*** STUDY MATERIAL ***
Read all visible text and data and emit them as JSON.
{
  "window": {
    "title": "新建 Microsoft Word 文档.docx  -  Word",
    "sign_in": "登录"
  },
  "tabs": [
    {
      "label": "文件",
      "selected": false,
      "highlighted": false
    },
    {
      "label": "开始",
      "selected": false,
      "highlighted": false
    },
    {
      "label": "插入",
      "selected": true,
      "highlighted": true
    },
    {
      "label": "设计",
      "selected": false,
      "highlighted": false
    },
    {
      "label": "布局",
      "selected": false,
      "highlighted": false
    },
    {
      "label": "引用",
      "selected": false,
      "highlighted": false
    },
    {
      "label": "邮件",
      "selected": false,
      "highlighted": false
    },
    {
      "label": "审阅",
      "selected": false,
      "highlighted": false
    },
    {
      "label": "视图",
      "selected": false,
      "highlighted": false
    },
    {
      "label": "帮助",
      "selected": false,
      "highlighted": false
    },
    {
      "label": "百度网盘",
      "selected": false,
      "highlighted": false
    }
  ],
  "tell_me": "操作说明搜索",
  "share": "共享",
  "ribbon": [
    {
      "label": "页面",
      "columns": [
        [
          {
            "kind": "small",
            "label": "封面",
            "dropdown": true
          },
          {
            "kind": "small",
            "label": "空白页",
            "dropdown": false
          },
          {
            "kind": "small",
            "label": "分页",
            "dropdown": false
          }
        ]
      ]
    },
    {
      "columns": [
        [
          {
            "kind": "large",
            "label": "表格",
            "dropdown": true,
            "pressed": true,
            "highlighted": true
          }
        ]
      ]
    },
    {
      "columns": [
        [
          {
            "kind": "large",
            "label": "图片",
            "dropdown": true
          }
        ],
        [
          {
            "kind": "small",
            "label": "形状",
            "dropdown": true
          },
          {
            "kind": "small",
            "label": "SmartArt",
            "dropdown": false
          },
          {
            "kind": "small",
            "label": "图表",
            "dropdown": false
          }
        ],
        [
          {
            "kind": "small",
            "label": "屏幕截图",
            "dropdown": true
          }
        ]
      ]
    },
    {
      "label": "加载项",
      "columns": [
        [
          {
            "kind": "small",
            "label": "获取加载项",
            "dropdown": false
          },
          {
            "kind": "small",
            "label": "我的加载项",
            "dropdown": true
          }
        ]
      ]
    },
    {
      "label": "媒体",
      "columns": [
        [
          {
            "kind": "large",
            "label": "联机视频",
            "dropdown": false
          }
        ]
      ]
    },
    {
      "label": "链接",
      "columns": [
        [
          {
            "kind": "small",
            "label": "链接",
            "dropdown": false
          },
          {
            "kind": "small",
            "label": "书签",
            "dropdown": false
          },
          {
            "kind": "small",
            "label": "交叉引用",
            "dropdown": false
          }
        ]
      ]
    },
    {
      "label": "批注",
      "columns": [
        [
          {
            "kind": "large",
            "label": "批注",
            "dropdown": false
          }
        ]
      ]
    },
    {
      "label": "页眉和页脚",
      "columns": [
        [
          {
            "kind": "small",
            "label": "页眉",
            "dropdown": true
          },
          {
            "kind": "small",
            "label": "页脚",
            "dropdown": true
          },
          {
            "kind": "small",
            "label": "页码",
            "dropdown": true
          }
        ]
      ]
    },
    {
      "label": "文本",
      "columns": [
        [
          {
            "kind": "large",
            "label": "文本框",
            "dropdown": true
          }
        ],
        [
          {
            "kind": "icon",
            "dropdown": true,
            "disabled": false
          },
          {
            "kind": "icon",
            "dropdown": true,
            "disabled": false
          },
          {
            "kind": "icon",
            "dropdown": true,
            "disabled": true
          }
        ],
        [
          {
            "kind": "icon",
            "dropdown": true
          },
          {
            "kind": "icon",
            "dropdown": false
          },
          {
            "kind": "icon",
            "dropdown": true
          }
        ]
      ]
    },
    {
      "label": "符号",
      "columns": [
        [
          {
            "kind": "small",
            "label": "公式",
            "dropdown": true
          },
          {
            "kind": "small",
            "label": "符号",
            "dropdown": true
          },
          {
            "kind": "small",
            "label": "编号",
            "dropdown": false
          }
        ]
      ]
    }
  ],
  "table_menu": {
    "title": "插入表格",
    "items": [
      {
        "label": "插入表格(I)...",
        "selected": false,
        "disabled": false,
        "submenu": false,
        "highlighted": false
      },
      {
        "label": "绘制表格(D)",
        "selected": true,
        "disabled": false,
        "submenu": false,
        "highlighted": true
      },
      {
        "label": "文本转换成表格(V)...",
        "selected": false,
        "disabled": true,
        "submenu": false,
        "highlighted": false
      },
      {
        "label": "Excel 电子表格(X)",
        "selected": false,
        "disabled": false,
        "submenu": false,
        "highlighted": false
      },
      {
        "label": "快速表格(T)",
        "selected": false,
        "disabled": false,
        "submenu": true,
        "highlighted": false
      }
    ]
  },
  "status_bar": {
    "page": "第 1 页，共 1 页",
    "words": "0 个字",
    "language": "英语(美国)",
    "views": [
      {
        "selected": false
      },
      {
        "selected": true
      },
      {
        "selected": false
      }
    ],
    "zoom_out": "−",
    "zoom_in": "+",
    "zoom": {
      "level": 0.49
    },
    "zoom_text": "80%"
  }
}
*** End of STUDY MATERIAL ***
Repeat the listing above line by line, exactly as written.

Read all visible text and data and emit them as JSON.
{
  "window": {
    "title": "新建 Microsoft Word 文档.docx  -  Word",
    "sign_in": "登录"
  },
  "tabs": [
    {
      "label": "文件",
      "selected": false,
      "highlighted": false
    },
    {
      "label": "开始",
      "selected": false,
      "highlighted": false
    },
    {
      "label": "插入",
      "selected": true,
      "highlighted": true
    },
    {
      "label": "设计",
      "selected": false,
      "highlighted": false
    },
    {
      "label": "布局",
      "selected": false,
      "highlighted": false
    },
    {
      "label": "引用",
      "selected": false,
      "highlighted": false
    },
    {
      "label": "邮件",
      "selected": false,
      "highlighted": false
    },
    {
      "label": "审阅",
      "selected": false,
      "highlighted": false
    },
    {
      "label": "视图",
      "selected": false,
      "highlighted": false
    },
    {
      "label": "帮助",
      "selected": false,
      "highlighted": false
    },
    {
      "label": "百度网盘",
      "selected": false,
      "highlighted": false
    }
  ],
  "tell_me": "操作说明搜索",
  "share": "共享",
  "ribbon": [
    {
      "label": "页面",
      "columns": [
        [
          {
            "kind": "small",
            "label": "封面",
            "dropdown": true
          },
          {
            "kind": "small",
            "label": "空白页",
            "dropdown": false
          },
          {
            "kind": "small",
            "label": "分页",
            "dropdown": false
          }
        ]
      ]
    },
    {
      "columns": [
        [
          {
            "kind": "large",
            "label": "表格",
            "dropdown": true,
            "pressed": true,
            "highlighted": true
          }
        ]
      ]
    },
    {
      "columns": [
        [
          {
            "kind": "large",
            "label": "图片",
            "dropdown": true
          }
        ],
        [
          {
            "kind": "small",
            "label": "形状",
            "dropdown": true
          },
          {
            "kind": "small",
            "label": "SmartArt",
            "dropdown": false
          },
          {
            "kind": "small",
            "label": "图表",
            "dropdown": false
          }
        ],
        [
          {
            "kind": "small",
            "label": "屏幕截图",
            "dropdown": true
          }
        ]
      ]
    },
    {
      "label": "加载项",
      "columns": [
        [
          {
            "kind": "small",
            "label": "获取加载项",
            "dropdown": false
          },
          {
            "kind": "small",
            "label": "我的加载项",
            "dropdown": true
          }
        ]
      ]
    },
    {
      "label": "媒体",
      "columns": [
        [
          {
            "kind": "large",
            "label": "联机视频",
            "dropdown": false
          }
        ]
      ]
    },
    {
      "label": "链接",
      "columns": [
        [
          {
            "kind": "small",
            "label": "链接",
            "dropdown": false
          },
          {
            "kind": "small",
            "label": "书签",
            "dropdown": false
          },
          {
            "kind": "small",
            "label": "交叉引用",
            "dropdown": false
          }
        ]
      ]
    },
    {
      "label": "批注",
      "columns": [
        [
          {
            "kind": "large",
            "label": "批注",
            "dropdown": false
          }
        ]
      ]
    },
    {
      "label": "页眉和页脚",
      "columns": [
        [
          {
            "kind": "small",
            "label": "页眉",
            "dropdown": true
          },
          {
            "kind": "small",
            "label": "页脚",
            "dropdown": true
          },
          {
            "kind": "small",
            "label": "页码",
            "dropdown": true
          }
        ]
      ]
    },
    {
      "label": "文本",
      "columns": [
        [
          {
            "kind": "large",
            "label": "文本框",
            "dropdown": true
          }
        ],
        [
          {
            "kind": "icon",
            "dropdown": true,
            "disabled": false
          },
          {
            "kind": "icon",
            "dropdown": true,
            "disabled": false
          },
          {
            "kind": "icon",
            "dropdown": true,
            "disabled": true
          }
        ],
        [
          {
            "kind": "icon",
            "dropdown": true
          },
          {
            "kind": "icon",
            "dropdown": false
          },
          {
            "kind": "icon",
            "dropdown": true
          }
        ]
      ]
    },
    {
      "label": "符号",
      "columns": [
        [
          {
            "kind": "small",
            "label": "公式",
            "dropdown": true
          },
          {
            "kind": "small",
            "label": "符号",
            "dropdown": true
          },
          {
            "kind": "small",
            "label": "编号",
            "dropdown": false
          }
        ]
      ]
    }
  ],
  "table_menu": {
    "title": "插入表格",
    "items": [
      {
        "label": "插入表格(I)...",
        "selected": false,
        "disabled": false,
        "submenu": false,
        "highlighted": false
      },
      {
        "label": "绘制表格(D)",
        "selected": true,
        "disabled": false,
        "submenu": false,
        "highlighted": true
      },
      {
        "label": "文本转换成表格(V)...",
        "selected": false,
        "disabled": true,
        "submenu": false,
        "highlighted": false
      },
      {
        "label": "Excel 电子表格(X)",
        "selected": false,
        "disabled": false,
        "submenu": false,
        "highlighted": false
      },
      {
        "label": "快速表格(T)",
        "selected": false,
        "disabled": false,
        "submenu": true,
        "highlighted": false
      }
    ]
  },
  "status_bar": {
    "page": "第 1 页，共 1 页",
    "words": "0 个字",
    "language": "英语(美国)",
    "views": [
      {
        "selected": false
      },
      {
        "selected": true
      },
      {
        "selected": false
      }
    ],
    "zoom_out": "−",
    "zoom_in": "+",
    "zoom": {
      "level": 0.49
    },
    "zoom_text": "80%"
  }
}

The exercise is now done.